Once a mitral valve prolapse has been diagnosed, how is this heart condition treated? Doctors have a number of options for people who have been diagnosed with this common condition.
In many cases, a person who has been diagnosed with a mitral valve prolapse doesn’t need any specific treatment. This is generally the case in situations where the patient isn’t exhibiting any symptoms of the condition.
Medications may be used to treat the chest pain and heart palpitations associated with mitral valve prolapse. When blood clots and the risk of stroke are a concern, the doctor may recommend taking Aspirin. Beta blockers are another option, since these drugs make the heart beat more slowly and with less force. Blood pressure is lowered as a result, and the blood vessels become more relaxed and open up.

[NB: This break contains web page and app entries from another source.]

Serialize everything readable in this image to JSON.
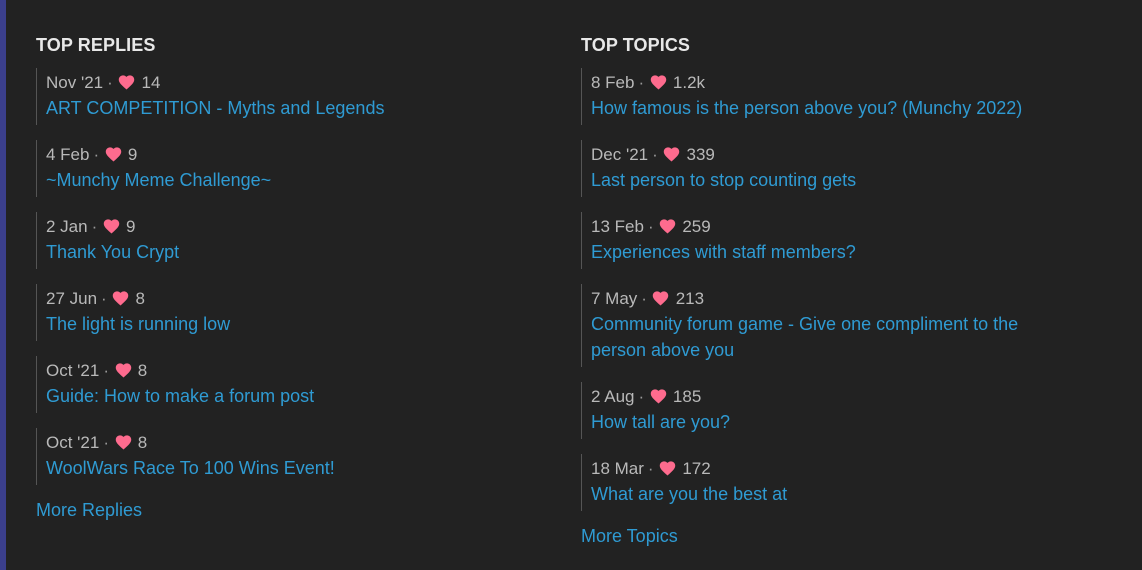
{
  "accent_color": "#3b3f8c",
  "link_color": "#2f9bd3",
  "heart_color": "#fe6b8e",
  "top_replies": {
    "heading": "TOP REPLIES",
    "more_label": "More Replies",
    "items": [
      {
        "date": "Nov '21",
        "likes": "14",
        "title": "ART COMPETITION - Myths and Legends"
      },
      {
        "date": "4 Feb",
        "likes": "9",
        "title": "~Munchy Meme Challenge~"
      },
      {
        "date": "2 Jan",
        "likes": "9",
        "title": "Thank You Crypt"
      },
      {
        "date": "27 Jun",
        "likes": "8",
        "title": "The light is running low"
      },
      {
        "date": "Oct '21",
        "likes": "8",
        "title": "Guide: How to make a forum post"
      },
      {
        "date": "Oct '21",
        "likes": "8",
        "title": "WoolWars Race To 100 Wins Event!"
      }
    ]
  },
  "top_topics": {
    "heading": "TOP TOPICS",
    "more_label": "More Topics",
    "items": [
      {
        "date": "8 Feb",
        "likes": "1.2k",
        "title": "How famous is the person above you? (Munchy 2022)"
      },
      {
        "date": "Dec '21",
        "likes": "339",
        "title": "Last person to stop counting gets"
      },
      {
        "date": "13 Feb",
        "likes": "259",
        "title": "Experiences with staff members?"
      },
      {
        "date": "7 May",
        "likes": "213",
        "title": "Community forum game - Give one compliment to the person above you"
      },
      {
        "date": "2 Aug",
        "likes": "185",
        "title": "How tall are you?"
      },
      {
        "date": "18 Mar",
        "likes": "172",
        "title": "What are you the best at"
      }
    ]
  }
}
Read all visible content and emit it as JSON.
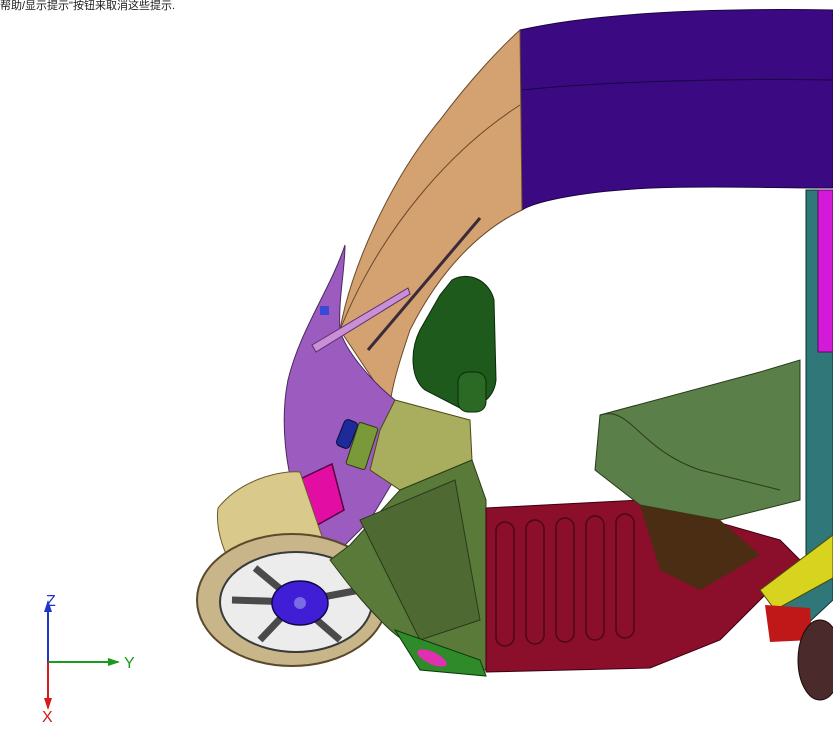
{
  "hint_text": "帮助/显示提示\"按钮来取消这些提示.",
  "viewport": {
    "colors": {
      "roof": "#3b0a82",
      "pillar": "#d4a171",
      "front_panel": "#9b5bbf",
      "headlamp": "#e20ea4",
      "fender": "#d9c98a",
      "wheel_hub": "#3f1ed6",
      "body_green": "#5a7a3a",
      "olive": "#a9ad5e",
      "floor": "#8b0f2a",
      "teal": "#2f7778",
      "seat": "#5a7f48",
      "seat_dark": "#4a2d12",
      "motor": "#1e5a1c",
      "magenta_post": "#d21ad8",
      "yellow": "#d8d31e"
    }
  },
  "triad": {
    "z_label": "Z",
    "y_label": "Y",
    "x_label": "X",
    "z_color": "#2233cc",
    "y_color": "#1a9a1a",
    "x_color": "#d41a1a"
  }
}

Blood thinners may also be considered to treat mitral valve prolapse. Patients who are being prescribed these medications should ask about potential side effects and take them as directed by their doctor.
Since severe cases of mitral valve prolapse can lead to heart failure, surgery may be recommended as a treatment option. The affected heart valves can be repaired, which will improve their functioning. In more severe cases, they may need to be replaced.
Damaged heart valves can be replaced with prosthetic ones.
Two types are available: Mechanical and Tissue. Mechanical replacement heart valves will perform well for some time, but patients with this type of device must take medications to prevent blood clots from forming on the valve. If a blood clot forms and then detaches, it could travel through the body to the brain, causing a stroke.
As the name implies, tissue heart valves are fashioned out of animal tissue. Heart valves from pigs can be used in humans. They do wear down over time, and may need to be replaced at some point. The advantage to choosing tissue heart valves is that the patient doesn’t need to take anticoagulant medications to guard against blood clots following the heart surgery.